The Health Board is dedicated to providing accurate and trustworthy information. We carefully select reputable sources and employ a rigorous fact-checking process to maintain the highest standards. To learn more about our commitment to accuracy, read our editorial process.
Mary McMahon
By Mary McMahon

Ever since she began contributing to the site several years ago, Mary has embraced the exciting challenge of being a The Health Board researcher and writer. Mary has a liberal arts degree from Goddard College and spends her free time reading, cooking, and exploring the great outdoors.

Discussion Comments

By SailorJerry — On Jun 27, 2011

@ElizaBennett - My understanding is that identical twin formation would happen at the blastocyst stage. Some researchers who study embryonic stem cells, therapeutic cloning, and that sort of thing are comfortable with working with embryos at the blastocyst stage precisely because it's still so uncommitted. It could become two people, it has no top or bottom, etc.

But the next stage, the gastrula, is after primitive streak formation (which will eventually become the backbone). Then you can definitely have only one individual and it is starting to develop its form. Although this is still a super-early stage when a lot can still go wrong.

By ElizaBennett — On Jun 25, 2011

Can a morula still divide in two and become identical twins? Can a blastocyst? I know this is a stage when no test that exists could tell if you're pregnant, because your body doesn't even know until implantation I don't think.

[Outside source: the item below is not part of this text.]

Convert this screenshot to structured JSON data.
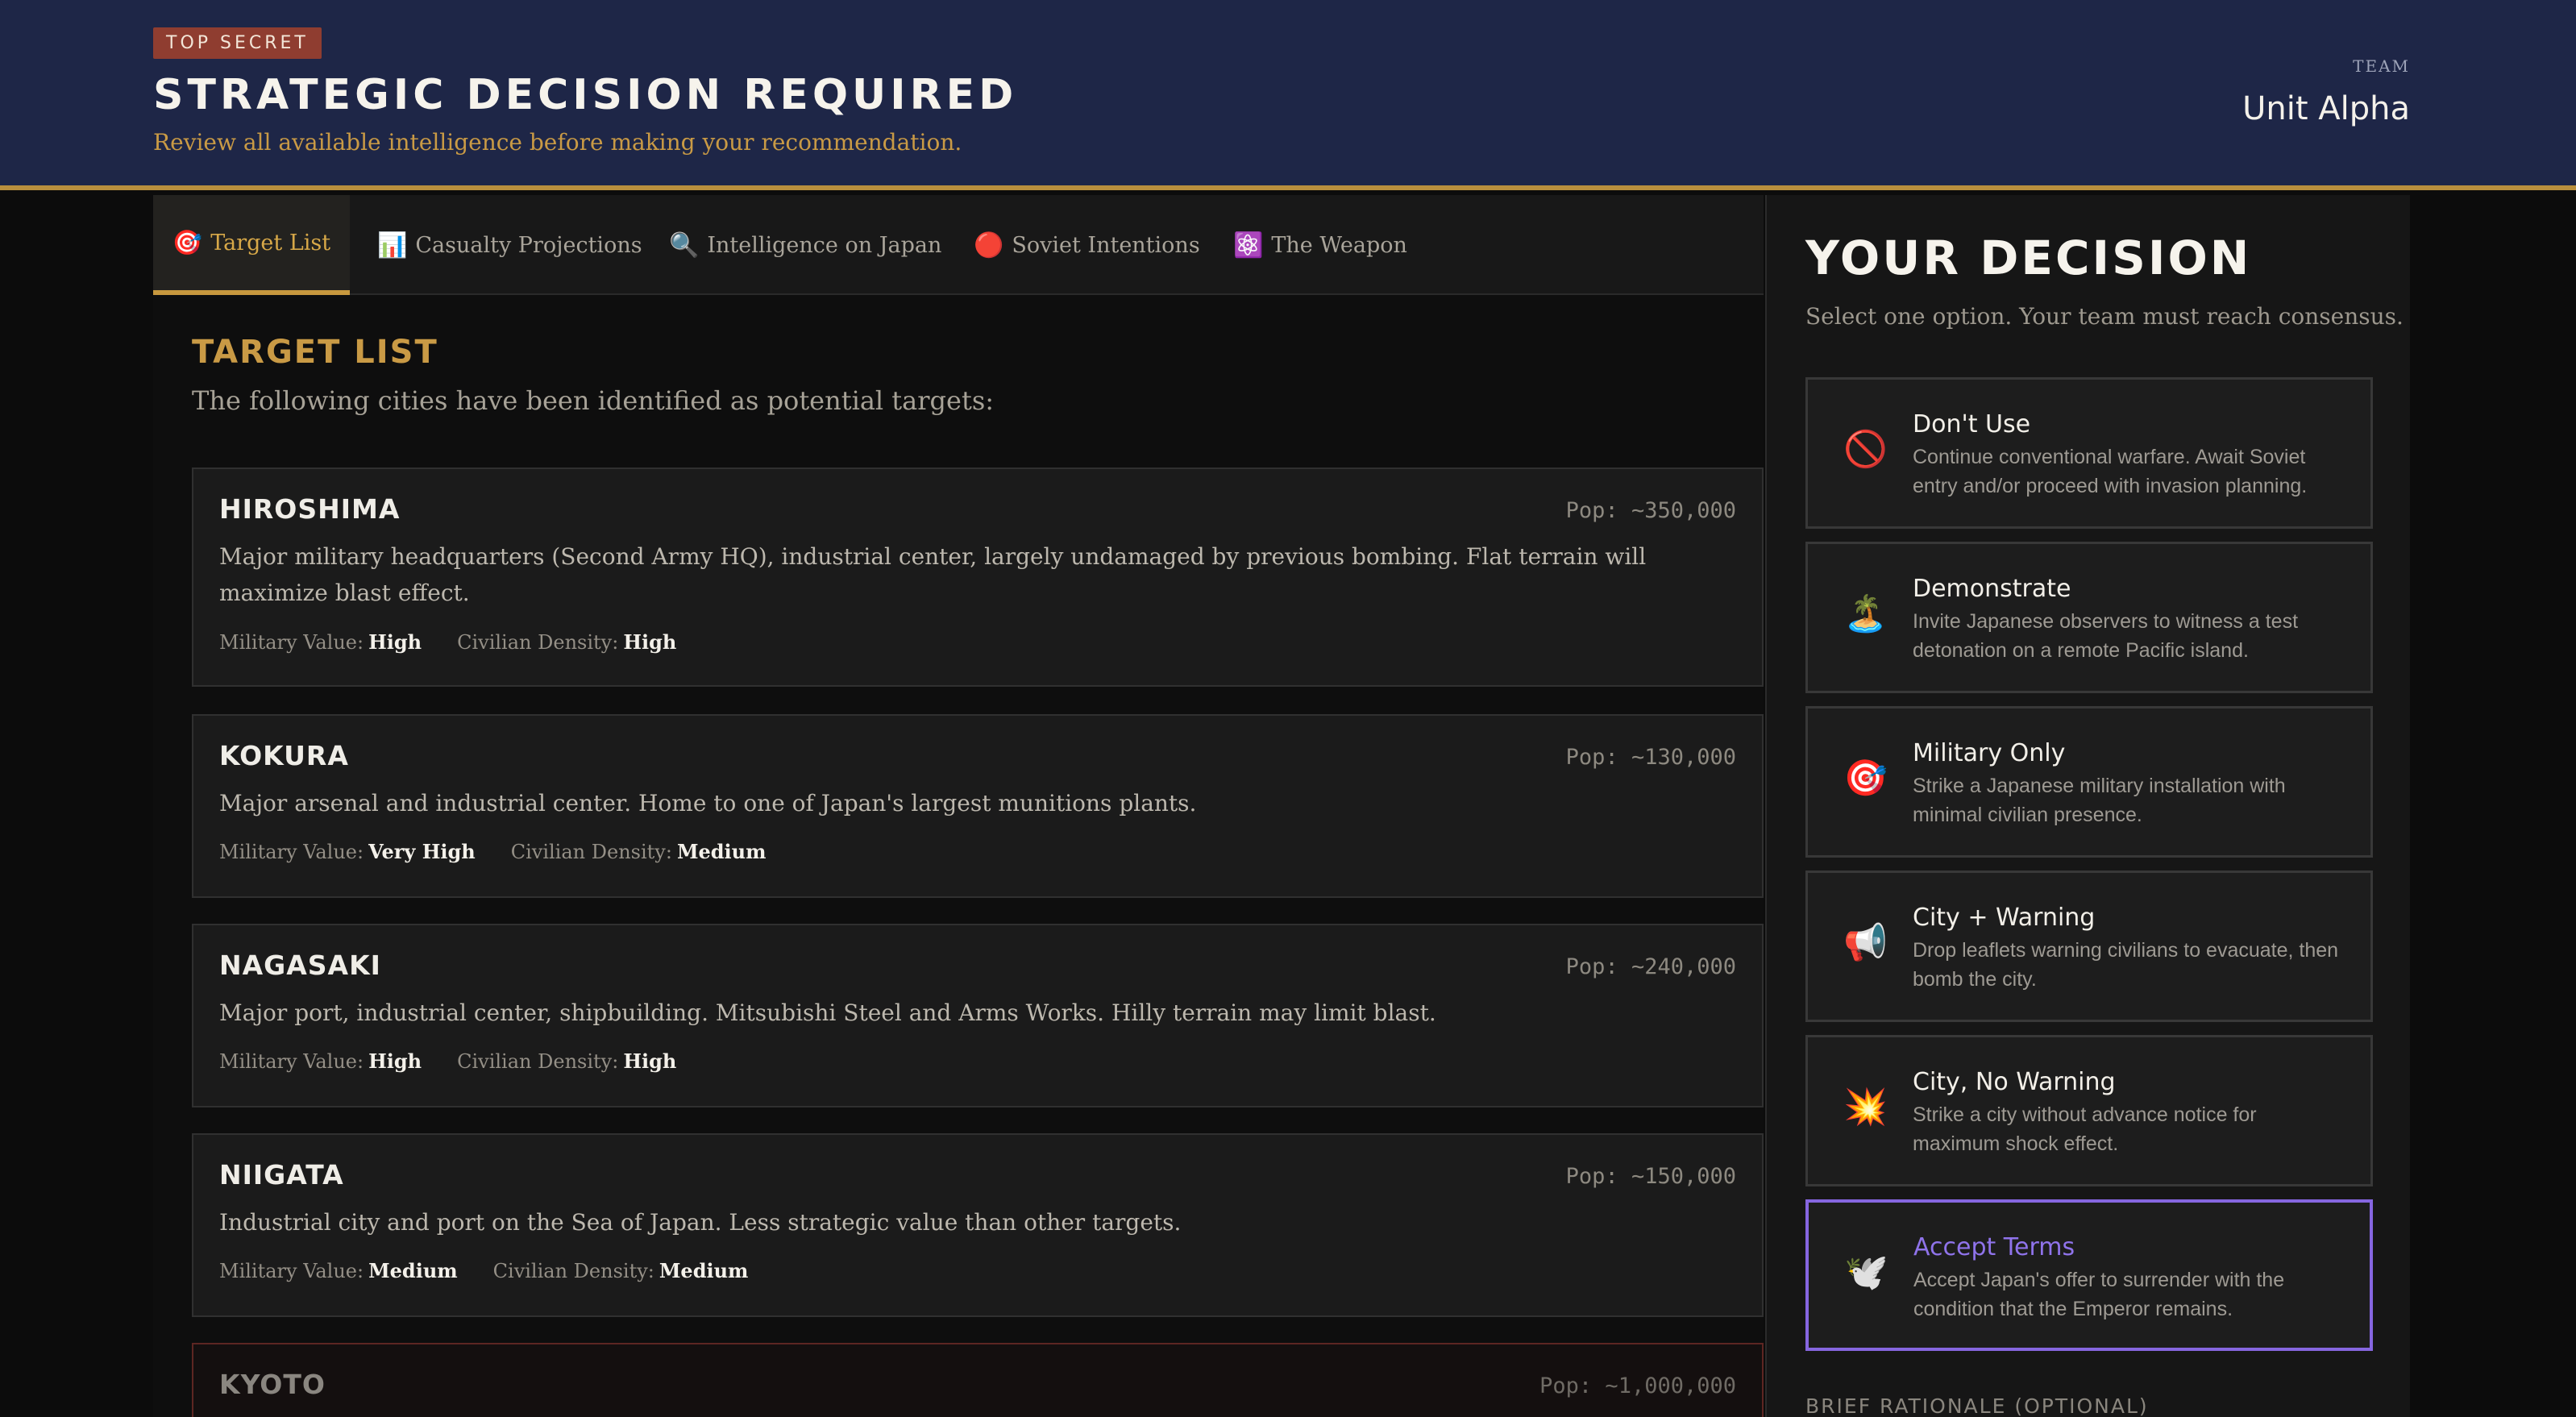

Mary McMahon

Mary McMahon

Ever since she began contributing to the site several years ago, Mary has embraced the exciting challenge of being a...

Learn more
The Health Board, in your inbox

Our latest articles, guides, and more, delivered daily.

The Health Board, in your inbox

Our latest articles, guides, and more, delivered daily.